Stored items from a collection

◇ ◇ ◇

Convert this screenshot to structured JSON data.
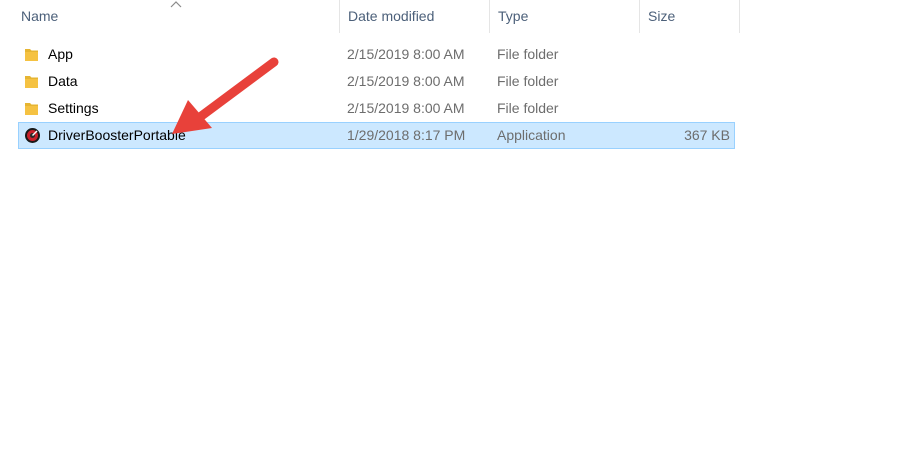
{
  "columns": {
    "name": "Name",
    "date_modified": "Date modified",
    "type": "Type",
    "size": "Size"
  },
  "sort": {
    "column": "name",
    "direction": "ascending",
    "icon": "chevron-up-icon"
  },
  "files": [
    {
      "name": "App",
      "date_modified": "2/15/2019 8:00 AM",
      "type": "File folder",
      "size": "",
      "icon": "folder-icon",
      "selected": false
    },
    {
      "name": "Data",
      "date_modified": "2/15/2019 8:00 AM",
      "type": "File folder",
      "size": "",
      "icon": "folder-icon",
      "selected": false
    },
    {
      "name": "Settings",
      "date_modified": "2/15/2019 8:00 AM",
      "type": "File folder",
      "size": "",
      "icon": "folder-icon",
      "selected": false
    },
    {
      "name": "DriverBoosterPortable",
      "date_modified": "1/29/2018 8:17 PM",
      "type": "Application",
      "size": "367 KB",
      "icon": "driver-booster-app-icon",
      "selected": true
    }
  ],
  "annotation": {
    "icon": "red-arrow-annotation",
    "color": "#e8413a"
  },
  "colors": {
    "header_text": "#4c607a",
    "secondary_text": "#6d6d6d",
    "selection_fill": "#cce8ff",
    "selection_border": "#99d1ff",
    "folder": "#f5c242"
  }
}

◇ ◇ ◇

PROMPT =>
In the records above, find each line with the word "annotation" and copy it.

ANSWER SECTION =>
  "annotation": {
    "icon": "red-arrow-annotation",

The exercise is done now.